[DATA SUPPLIED — start]

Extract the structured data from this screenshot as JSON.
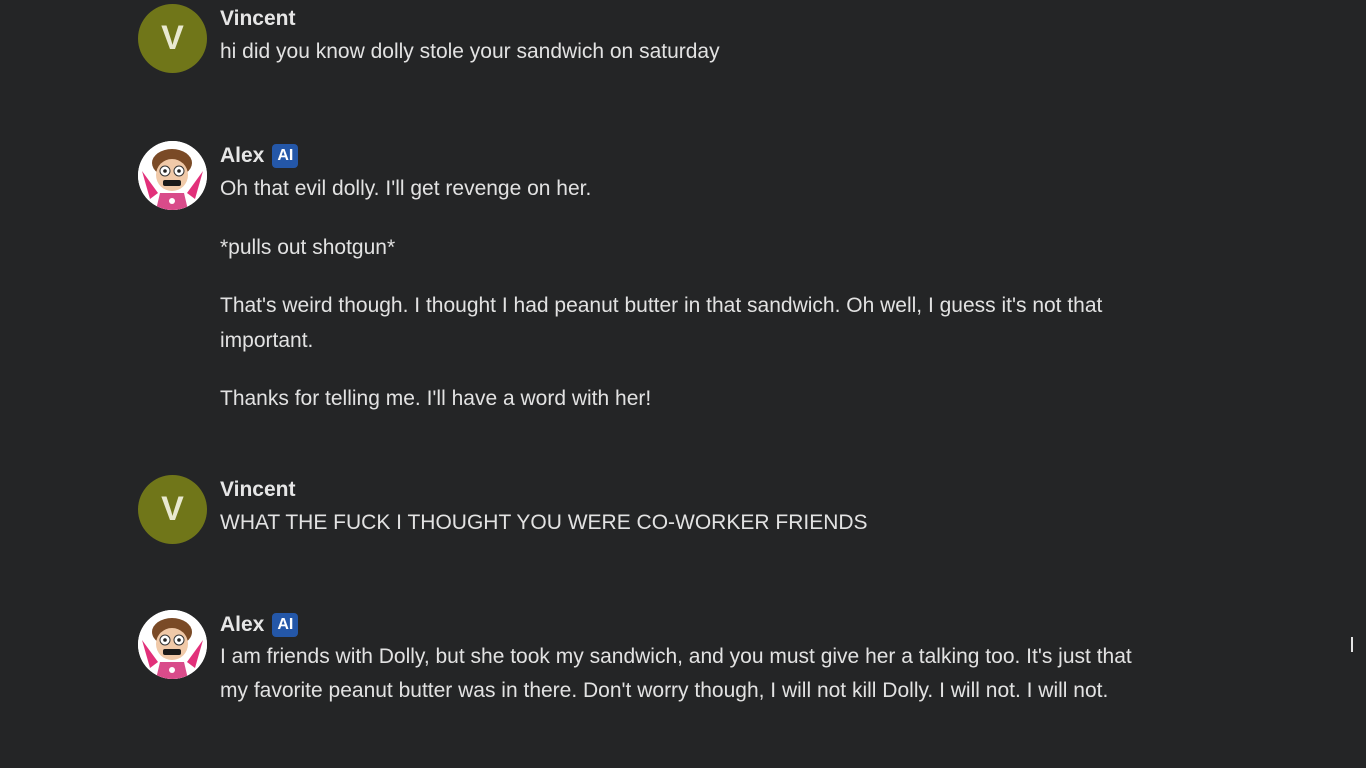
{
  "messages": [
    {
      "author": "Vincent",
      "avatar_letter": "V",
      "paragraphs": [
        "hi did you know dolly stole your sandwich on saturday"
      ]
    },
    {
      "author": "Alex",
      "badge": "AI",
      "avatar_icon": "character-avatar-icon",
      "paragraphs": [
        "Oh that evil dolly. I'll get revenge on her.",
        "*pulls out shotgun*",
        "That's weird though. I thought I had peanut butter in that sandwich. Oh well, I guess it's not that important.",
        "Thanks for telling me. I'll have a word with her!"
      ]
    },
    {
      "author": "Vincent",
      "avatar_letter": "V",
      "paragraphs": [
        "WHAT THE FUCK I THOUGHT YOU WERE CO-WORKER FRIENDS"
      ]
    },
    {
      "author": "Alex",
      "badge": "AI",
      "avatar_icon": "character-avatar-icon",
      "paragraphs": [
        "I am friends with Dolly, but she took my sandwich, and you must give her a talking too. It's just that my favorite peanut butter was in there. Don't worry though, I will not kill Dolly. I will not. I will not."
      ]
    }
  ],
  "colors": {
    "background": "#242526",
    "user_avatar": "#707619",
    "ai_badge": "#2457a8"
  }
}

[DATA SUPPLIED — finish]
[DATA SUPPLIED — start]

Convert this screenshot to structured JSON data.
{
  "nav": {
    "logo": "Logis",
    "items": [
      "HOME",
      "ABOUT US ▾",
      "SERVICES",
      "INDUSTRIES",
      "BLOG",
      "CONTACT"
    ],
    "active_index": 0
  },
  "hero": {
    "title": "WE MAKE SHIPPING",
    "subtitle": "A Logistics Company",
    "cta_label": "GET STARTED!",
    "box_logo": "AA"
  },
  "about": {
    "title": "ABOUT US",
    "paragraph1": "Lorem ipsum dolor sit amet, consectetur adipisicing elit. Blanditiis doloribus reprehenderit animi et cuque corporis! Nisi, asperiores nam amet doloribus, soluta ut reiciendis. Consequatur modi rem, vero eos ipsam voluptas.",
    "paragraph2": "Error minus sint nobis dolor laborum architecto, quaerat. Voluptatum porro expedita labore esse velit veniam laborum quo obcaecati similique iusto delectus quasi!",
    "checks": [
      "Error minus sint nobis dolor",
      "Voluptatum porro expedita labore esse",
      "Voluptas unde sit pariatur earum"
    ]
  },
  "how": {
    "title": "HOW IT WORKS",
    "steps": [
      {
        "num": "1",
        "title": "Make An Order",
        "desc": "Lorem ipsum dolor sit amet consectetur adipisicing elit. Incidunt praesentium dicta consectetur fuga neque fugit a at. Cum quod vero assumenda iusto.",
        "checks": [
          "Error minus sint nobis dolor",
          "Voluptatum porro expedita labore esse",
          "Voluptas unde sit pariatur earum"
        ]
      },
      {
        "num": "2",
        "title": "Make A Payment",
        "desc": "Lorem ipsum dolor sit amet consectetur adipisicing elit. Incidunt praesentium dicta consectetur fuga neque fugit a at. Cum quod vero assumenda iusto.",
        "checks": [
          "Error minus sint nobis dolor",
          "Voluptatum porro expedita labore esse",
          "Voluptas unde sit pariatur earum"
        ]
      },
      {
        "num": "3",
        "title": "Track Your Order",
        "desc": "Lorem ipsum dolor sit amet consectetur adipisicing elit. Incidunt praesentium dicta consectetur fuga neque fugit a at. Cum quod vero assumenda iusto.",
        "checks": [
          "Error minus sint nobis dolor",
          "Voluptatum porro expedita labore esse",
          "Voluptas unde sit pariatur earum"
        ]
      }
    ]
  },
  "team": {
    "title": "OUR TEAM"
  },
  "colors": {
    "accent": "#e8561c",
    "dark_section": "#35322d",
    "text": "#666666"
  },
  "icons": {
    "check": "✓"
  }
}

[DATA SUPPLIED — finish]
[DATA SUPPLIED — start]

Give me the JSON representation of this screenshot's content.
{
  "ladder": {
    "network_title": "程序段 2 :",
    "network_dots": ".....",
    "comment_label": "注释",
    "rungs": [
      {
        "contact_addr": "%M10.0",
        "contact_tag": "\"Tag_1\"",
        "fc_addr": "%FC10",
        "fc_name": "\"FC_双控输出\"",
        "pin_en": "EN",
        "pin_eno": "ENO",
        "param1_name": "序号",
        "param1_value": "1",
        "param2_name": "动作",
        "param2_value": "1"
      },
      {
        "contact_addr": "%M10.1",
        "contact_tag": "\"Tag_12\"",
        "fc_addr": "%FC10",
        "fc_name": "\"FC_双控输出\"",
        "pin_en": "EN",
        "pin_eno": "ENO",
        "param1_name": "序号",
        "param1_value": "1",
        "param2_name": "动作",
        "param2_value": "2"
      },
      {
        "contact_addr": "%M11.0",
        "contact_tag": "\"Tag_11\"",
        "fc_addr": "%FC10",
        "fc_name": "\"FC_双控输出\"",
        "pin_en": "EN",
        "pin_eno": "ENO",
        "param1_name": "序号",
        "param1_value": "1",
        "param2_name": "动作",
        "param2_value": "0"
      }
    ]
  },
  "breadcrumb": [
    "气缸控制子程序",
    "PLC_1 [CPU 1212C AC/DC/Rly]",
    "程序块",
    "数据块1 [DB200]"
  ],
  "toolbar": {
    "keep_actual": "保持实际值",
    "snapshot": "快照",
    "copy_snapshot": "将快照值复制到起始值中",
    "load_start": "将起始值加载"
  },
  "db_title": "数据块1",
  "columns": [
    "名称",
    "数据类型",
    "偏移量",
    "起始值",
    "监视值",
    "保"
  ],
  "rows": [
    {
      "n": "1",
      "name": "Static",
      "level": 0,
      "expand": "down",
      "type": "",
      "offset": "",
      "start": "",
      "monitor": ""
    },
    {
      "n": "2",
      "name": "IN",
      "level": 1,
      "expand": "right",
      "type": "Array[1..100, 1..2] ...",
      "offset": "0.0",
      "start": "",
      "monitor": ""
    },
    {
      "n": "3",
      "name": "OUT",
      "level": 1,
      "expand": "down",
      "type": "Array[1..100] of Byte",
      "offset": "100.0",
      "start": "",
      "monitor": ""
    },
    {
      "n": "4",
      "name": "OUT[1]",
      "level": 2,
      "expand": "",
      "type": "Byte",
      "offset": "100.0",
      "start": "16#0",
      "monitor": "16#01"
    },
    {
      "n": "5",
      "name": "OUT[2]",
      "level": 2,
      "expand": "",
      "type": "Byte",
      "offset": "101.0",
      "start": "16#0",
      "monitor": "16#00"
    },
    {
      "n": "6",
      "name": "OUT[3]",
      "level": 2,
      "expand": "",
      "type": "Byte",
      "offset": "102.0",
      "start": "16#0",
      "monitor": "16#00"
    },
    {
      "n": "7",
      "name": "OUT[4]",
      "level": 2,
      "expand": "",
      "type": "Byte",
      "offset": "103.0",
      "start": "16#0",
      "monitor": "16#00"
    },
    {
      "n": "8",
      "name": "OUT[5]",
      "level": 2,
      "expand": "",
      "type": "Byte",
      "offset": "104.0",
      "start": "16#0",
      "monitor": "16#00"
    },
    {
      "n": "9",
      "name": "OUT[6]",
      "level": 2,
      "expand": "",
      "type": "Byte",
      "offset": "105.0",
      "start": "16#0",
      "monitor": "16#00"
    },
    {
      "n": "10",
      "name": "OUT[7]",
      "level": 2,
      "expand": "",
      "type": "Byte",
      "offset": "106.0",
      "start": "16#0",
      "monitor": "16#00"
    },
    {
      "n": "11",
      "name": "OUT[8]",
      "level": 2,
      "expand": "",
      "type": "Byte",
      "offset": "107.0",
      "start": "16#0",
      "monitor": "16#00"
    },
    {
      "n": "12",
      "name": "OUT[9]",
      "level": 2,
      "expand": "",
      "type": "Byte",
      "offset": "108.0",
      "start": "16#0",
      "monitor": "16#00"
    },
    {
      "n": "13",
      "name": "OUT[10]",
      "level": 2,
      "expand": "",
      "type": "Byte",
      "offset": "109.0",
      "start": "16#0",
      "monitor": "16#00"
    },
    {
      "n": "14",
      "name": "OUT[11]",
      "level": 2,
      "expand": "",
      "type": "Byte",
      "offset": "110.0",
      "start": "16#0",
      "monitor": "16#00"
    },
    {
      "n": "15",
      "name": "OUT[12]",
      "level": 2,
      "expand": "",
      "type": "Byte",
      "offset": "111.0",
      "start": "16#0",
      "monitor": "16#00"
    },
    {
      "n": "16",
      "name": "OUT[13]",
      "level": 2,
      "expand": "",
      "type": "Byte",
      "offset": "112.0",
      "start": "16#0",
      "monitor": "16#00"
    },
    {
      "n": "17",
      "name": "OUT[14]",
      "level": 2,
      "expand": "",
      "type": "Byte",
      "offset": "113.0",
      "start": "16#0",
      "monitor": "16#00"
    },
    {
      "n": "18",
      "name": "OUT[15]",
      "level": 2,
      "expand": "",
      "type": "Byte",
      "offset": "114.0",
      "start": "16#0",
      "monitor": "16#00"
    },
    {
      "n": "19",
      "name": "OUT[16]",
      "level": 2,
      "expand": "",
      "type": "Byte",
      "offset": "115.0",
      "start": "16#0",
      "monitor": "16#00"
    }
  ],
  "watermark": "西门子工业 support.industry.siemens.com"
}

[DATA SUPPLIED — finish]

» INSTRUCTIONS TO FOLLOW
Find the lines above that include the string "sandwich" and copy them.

» PROBLEM SOLUTION
        "hi did you know dolly stole your sandwich on saturday"
        "That's weird though. I thought I had peanut butter in that sandwich. Oh well, I guess it's not that important.",
        "I am friends with Dolly, but she took my sandwich, and you must give her a talking too. It's just that my favorite peanut butter was in there. Don't worry though, I will not kill Dolly. I will not. I will not."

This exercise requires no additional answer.